Today the Pirate Castle has a further extension to enable full wheelchair access to the building and runs two community boats, Pirate Prince – a wide beam boat with full disabled access and narrowboat Pirate Viscount. We also still run our ever popular canoe and kayaking sessions, and run a wide range of other land and water based activities and training throughout the year. If you’re passing why not give us a wave? We promise we won’t commandeer your boat. Honest!

Meet the Trustees

Paul Unwin joined the NCBA Trustee’s Board in March of this year and he was invited to introduce himself through these pages. Here is Paul’s unedited response:

As a young dashing handsome man “I hope that I’m selling this to you” twenty three year old with no sense and very little money “nothing’s changed” I first got interested in the delights of drinking contaminated water.  I managed to do this on a regular basis because I took up the sport of water skiing on the River Trent at East Marnham and numerous other venues around the country including Windermere and Saundersfoot in Wales.

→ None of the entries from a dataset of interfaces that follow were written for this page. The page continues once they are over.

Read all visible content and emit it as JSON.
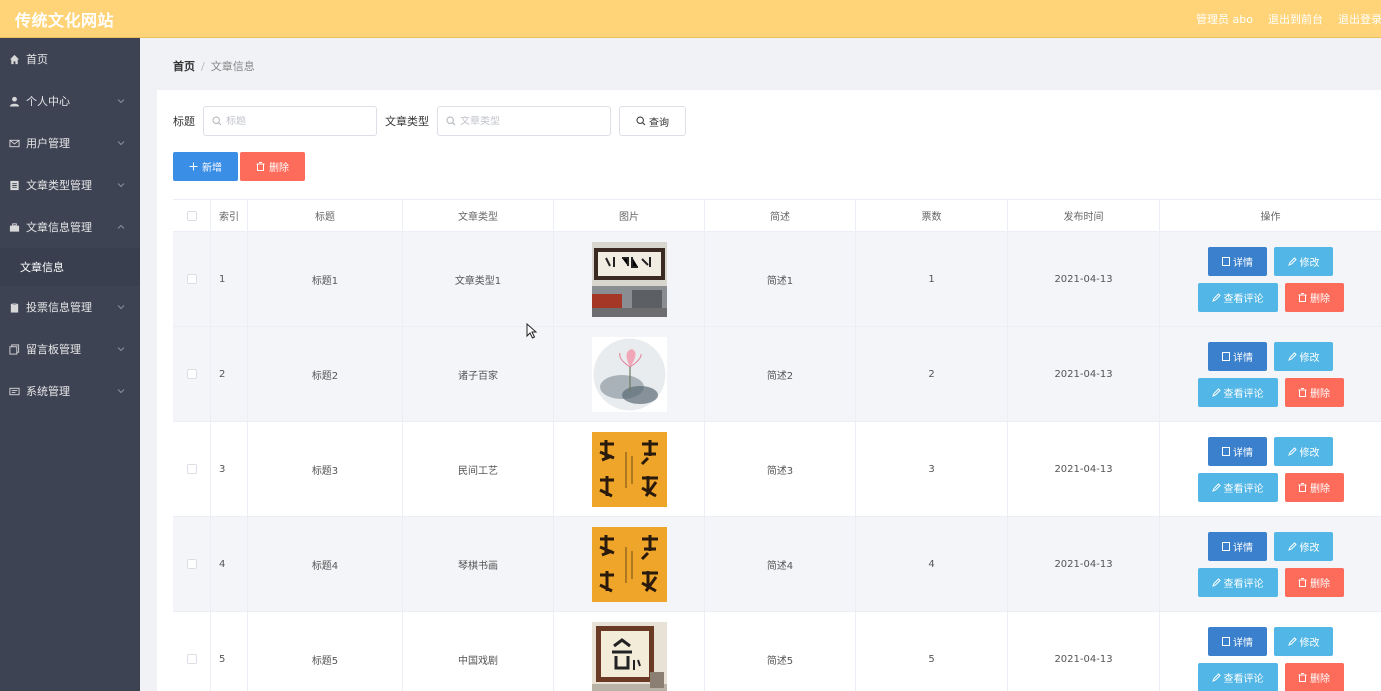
{
  "header": {
    "brand": "传统文化网站",
    "admin": "管理员 abo",
    "back_front": "退出到前台",
    "logout": "退出登录"
  },
  "sidebar": {
    "items": [
      {
        "label": "首页",
        "icon": "home-icon"
      },
      {
        "label": "个人中心",
        "icon": "user-icon"
      },
      {
        "label": "用户管理",
        "icon": "mail-icon"
      },
      {
        "label": "文章类型管理",
        "icon": "list-icon"
      },
      {
        "label": "文章信息管理",
        "icon": "briefcase-icon"
      },
      {
        "label": "投票信息管理",
        "icon": "clipboard-icon"
      },
      {
        "label": "留言板管理",
        "icon": "copy-icon"
      },
      {
        "label": "系统管理",
        "icon": "message-icon"
      }
    ],
    "subitem": "文章信息"
  },
  "breadcrumb": {
    "home": "首页",
    "current": "文章信息"
  },
  "search": {
    "title_label": "标题",
    "title_placeholder": "标题",
    "type_label": "文章类型",
    "type_placeholder": "文章类型",
    "query_button": "查询"
  },
  "actions": {
    "add": "新增",
    "delete": "删除"
  },
  "table": {
    "headers": [
      "索引",
      "标题",
      "文章类型",
      "图片",
      "简述",
      "票数",
      "发布时间",
      "操作"
    ],
    "rows": [
      {
        "index": "1",
        "title": "标题1",
        "type": "文章类型1",
        "desc": "简述1",
        "votes": "1",
        "time": "2021-04-13"
      },
      {
        "index": "2",
        "title": "标题2",
        "type": "诸子百家",
        "desc": "简述2",
        "votes": "2",
        "time": "2021-04-13"
      },
      {
        "index": "3",
        "title": "标题3",
        "type": "民间工艺",
        "desc": "简述3",
        "votes": "3",
        "time": "2021-04-13"
      },
      {
        "index": "4",
        "title": "标题4",
        "type": "琴棋书画",
        "desc": "简述4",
        "votes": "4",
        "time": "2021-04-13"
      },
      {
        "index": "5",
        "title": "标题5",
        "type": "中国戏剧",
        "desc": "简述5",
        "votes": "5",
        "time": "2021-04-13"
      }
    ],
    "ops": {
      "detail": "详情",
      "edit": "修改",
      "comment": "查看评论",
      "delete": "删除"
    }
  },
  "colors": {
    "header": "#ffd479",
    "sidebar": "#3e4354",
    "primary": "#3a8ee6",
    "danger": "#fd6b5a",
    "info": "#52b6e6"
  }
}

I purchased my first Sims Super V boat in 1979 and continued with a variety of different craft for about five years, changing boats on a couple of occasions and ending up with a Broom Scorpio with a very powerful Volvo Penta inboard engine.

With the advent of marriage and children obviously things in life had to alter, so the boat had to go, as the wife wouldn’t.  In 1995 because of an article on a television program the other half booked our first canal boat holiday on the four counties ring. This type of holiday although expensive was extremely enjoyable, more importantly the time spent with the kids without the aid of the X Box and television actually made it a family time.

As my interest in the canals developed I became involved with The Chesterfield Canal Trust working as a volunteer on their trip boats originally on the Norwood Packet in Worksop and now with the John Varley at its base in Chesterfield, I’m also a volunteer skipper and trainer at the Baldwin Trust in Leicestershire

I work for South Yorkshire Fire and Rescue as an instructor / examiner on a wide variety of specialist equipment and vehicles and because of this I became interested in fire safety on boats and water rescue, due to this I thought some formal training in boat handling would be beneficial.

In 2007 I booked on a CCBM course with Swinton Lock Activity Centre and spent the weekend travelling up and down the South Yorkshire Navigation.  I then became a trainer for the Chesterfield Canal Trust in 2009 after attending a course at the Hillingdon Narrowboat Association.

Things have certainly moved on since then as I am now a senior trainer for the NCBA and also a trustee.

It makes you wonder sometimes how I find the time, but the people that you meet from other organisations along the way make it worthwhile.

After a lot of hard work by the trustees over the last few years, they have now updated and developed and tested all the training courses run for the NCBA which I believe puts us ahead of the game with regards to training for inland waterways.

So what is the most valuable information have I gained from all of this development, well if you do fall in, even though the rivers and canals are cleaner than they used to be avoid drinking it at all costs, beer tastes better.

About the Author:

Derek Stansfield
Chair of National Training Committee, Advisor & Senior Trainer (North East)